Free Parking at Any Cost (or Parking at Any Price?) How Parking Tariffs Are Set, and How This May Change
Andrew Potter, Parsons Brinckerhoff
Drawing on experience and a series of examples, this paper works through a range of models and approaches used to determine parking policies and in particular parking pricing.
Drawing on the writing of the latest thinking in parking pricing policy and using a series of examples, this paper works through a range of models and approaches used to determine parking policies and in particular parking pricing. It draws first on examples in the US where parking is often provided free at the point of use and is assumed to be provided at no direct cost to the user and moves into considering various models to enable recovery of the overall cost of supply. It looks then at some of the issues created by these approaches and in particular the creation of shadow markets and the economic costs of under-pricing the provision. Drawing on further references in Europe, United States and Australia it considers how pricing for parking has typically been determined in cities in the UK by the public sector to provide some economic and social optimum. With respect to private sector operators, while the expectation is that they aim to maximise profits, the maximum is not always set by what the market will bear, but the paper presents evidence that these operators are also governed to some extent by what the wider political situation will allow.
The presentation includes references to how new technologies and in particular the widespread availability and use of parking apps is shaping existing policies, creating legal issues and shaping pricing practice. Reference is made to how the low value transaction market enabled by the creation of accessible and secure internet trading at a personal level has opened up the potential for parking to be bought and sold in real time between individuals. The paper illustrates internet companies that have introduced apps allowing those in an on-street parking bay to sell that bay to others searching the street for somewhere to park and how this has been seen as a way of those with excess time (and a car) to convert that into something saleable to those short on time.

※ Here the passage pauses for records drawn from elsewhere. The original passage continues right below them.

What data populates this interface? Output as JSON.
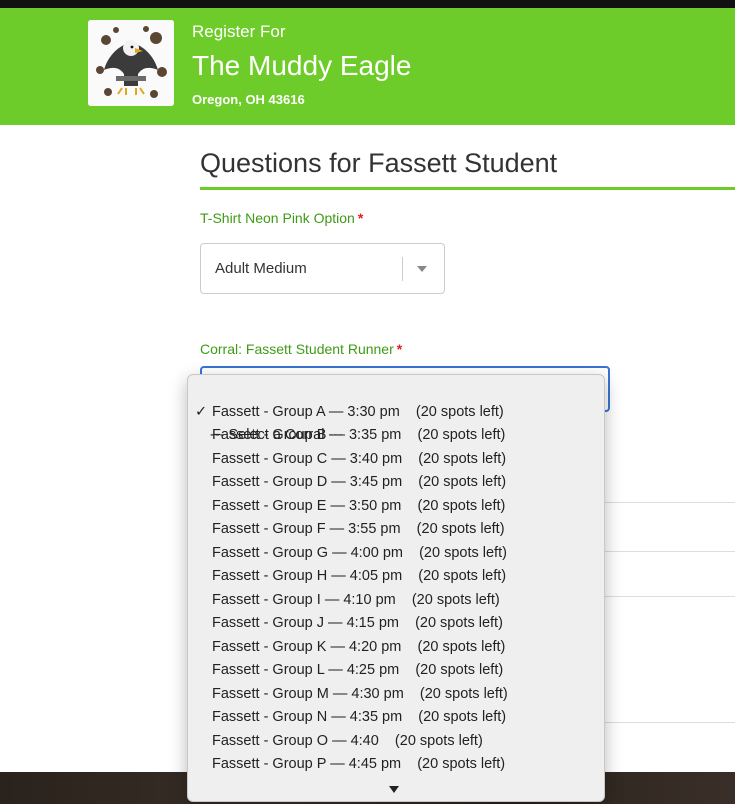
{
  "header": {
    "subtitle": "Register For",
    "title": "The Muddy Eagle",
    "location": "Oregon, OH 43616"
  },
  "section": {
    "title": "Questions for Fassett Student"
  },
  "tshirt": {
    "label": "T-Shirt Neon Pink Option",
    "required": "*",
    "selected": "Adult Medium"
  },
  "corral": {
    "label": "Corral: Fassett Student Runner",
    "required": "*",
    "checkmark": "✓",
    "options": [
      "--- Select a Corral ---",
      "Fassett - Group A — 3:30 pm    (20 spots left)",
      "Fassett - Group B — 3:35 pm    (20 spots left)",
      "Fassett - Group C — 3:40 pm    (20 spots left)",
      "Fassett - Group D — 3:45 pm    (20 spots left)",
      "Fassett - Group E — 3:50 pm    (20 spots left)",
      "Fassett - Group F — 3:55 pm    (20 spots left)",
      "Fassett - Group G — 4:00 pm    (20 spots left)",
      "Fassett - Group H — 4:05 pm    (20 spots left)",
      "Fassett - Group I — 4:10 pm    (20 spots left)",
      "Fassett - Group J — 4:15 pm    (20 spots left)",
      "Fassett - Group K — 4:20 pm    (20 spots left)",
      "Fassett - Group L — 4:25 pm    (20 spots left)",
      "Fassett - Group M — 4:30 pm    (20 spots left)",
      "Fassett - Group N — 4:35 pm    (20 spots left)",
      "Fassett - Group O — 4:40    (20 spots left)",
      "Fassett - Group P — 4:45 pm    (20 spots left)"
    ]
  },
  "colors": {
    "brand_green": "#6ecc2a",
    "label_green": "#3f9b15",
    "required_red": "#e02020",
    "focus_blue": "#3a73d6"
  },
  "icons": {
    "logo": "muddy-eagle-logo",
    "select_caret": "chevron-down-icon",
    "dropdown_scroll": "scroll-down-arrow-icon",
    "selected_check": "checkmark-icon"
  }
}
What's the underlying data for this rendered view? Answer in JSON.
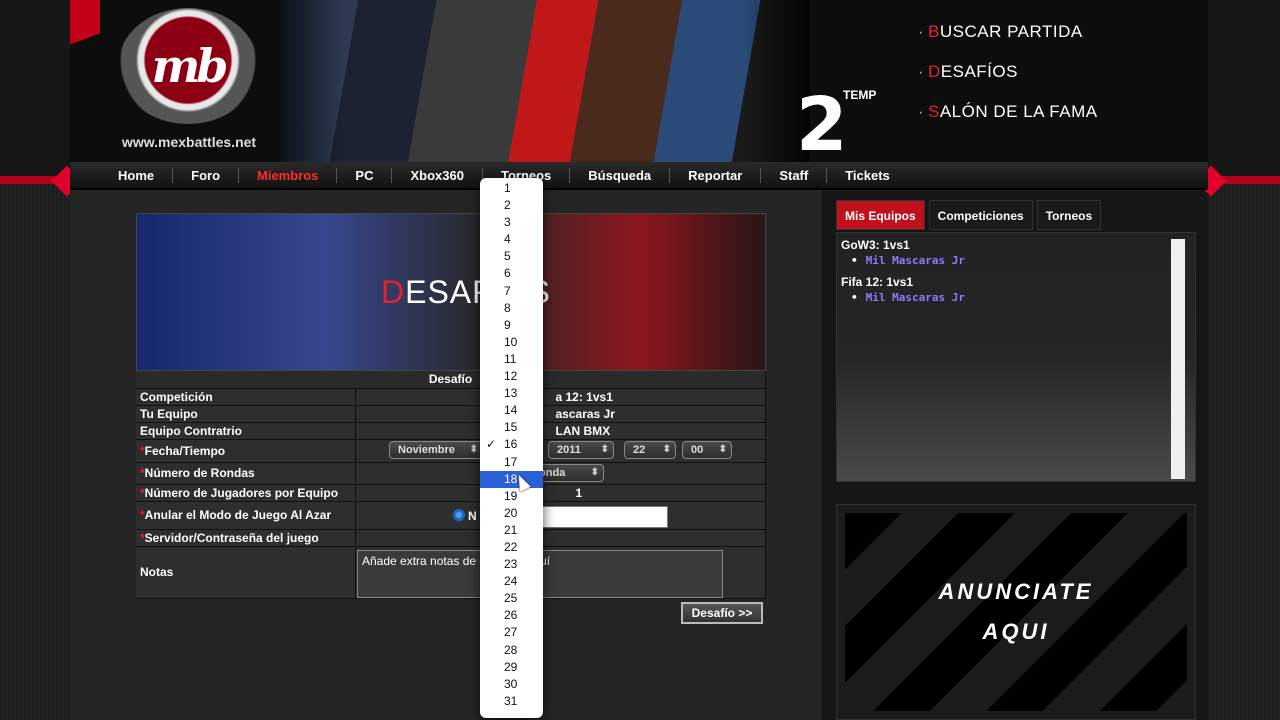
{
  "site": {
    "url": "www.mexbattles.net",
    "logo_text": "mb",
    "season_number": "2",
    "season_word": "TEMP"
  },
  "header_menu": [
    "BUSCAR PARTIDA",
    "DESAFÍOS",
    "SALÓN DE LA FAMA"
  ],
  "nav": [
    "Home",
    "Foro",
    "Miembros",
    "PC",
    "Xbox360",
    "Torneos",
    "Búsqueda",
    "Reportar",
    "Staff",
    "Tickets"
  ],
  "nav_active": "Miembros",
  "hero_title": "DESAFÍOS",
  "form": {
    "caption": "Desafío",
    "rows": [
      {
        "label": "Competición",
        "value": "a 12: 1vs1"
      },
      {
        "label": "Tu Equipo",
        "value": "ascaras Jr"
      },
      {
        "label": "Equipo Contratrio",
        "value": "LAN BMX"
      }
    ],
    "fecha_label": "Fecha/Tiempo",
    "month": "Noviembre",
    "year": "2011",
    "hour": "22",
    "minute": "00",
    "rondas_label": "Número de Rondas",
    "rondas_value": "onda",
    "jugadores_label": "Número de Jugadores por Equipo",
    "jugadores_value": "1",
    "anular_label": "Anular el Modo de Juego Al Azar",
    "anular_radio": "N",
    "servidor_label": "Servidor/Contraseña del juego",
    "notas_label": "Notas",
    "notas_value": "Añade extra notas de",
    "notas_tail": "uí",
    "submit": "Desafío >>"
  },
  "right_tabs": [
    "Mis Equipos",
    "Competiciones",
    "Torneos"
  ],
  "teams": [
    {
      "competition": "GoW3: 1vs1",
      "team": "Mil Mascaras Jr"
    },
    {
      "competition": "Fifa 12: 1vs1",
      "team": "Mil Mascaras Jr"
    }
  ],
  "ad": {
    "line1": "ANUNCIATE",
    "line2": "AQUI"
  },
  "day_dropdown": {
    "options": [
      "1",
      "2",
      "3",
      "4",
      "5",
      "6",
      "7",
      "8",
      "9",
      "10",
      "11",
      "12",
      "13",
      "14",
      "15",
      "16",
      "17",
      "18",
      "19",
      "20",
      "21",
      "22",
      "23",
      "24",
      "25",
      "26",
      "27",
      "28",
      "29",
      "30",
      "31"
    ],
    "checked": "16",
    "highlighted": "18"
  },
  "colors": {
    "accent": "#e8202a",
    "tab_active": "#c0101c",
    "team_link": "#8a7cff",
    "highlight": "#2b5fd6"
  }
}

In a similar vein the paper concludes with a review of recent Central Government policy interventions and the rise of apps to facilitate the sale of driveway parking. Empirical research from a UK city is presented showing the potential for the sale of driveway parking and how this could undermine the assumed use of town centre parking pricing as a travel demand policy.
The first half of the paper draws on reference to others’ research and news with the author’s own structure and opinion. The latter section identifies a particular issue with a change in the status quo in parking pricing in the UK and this draws on specific research to quantify the extent to which this change is a realistic threat.
Association for European Transport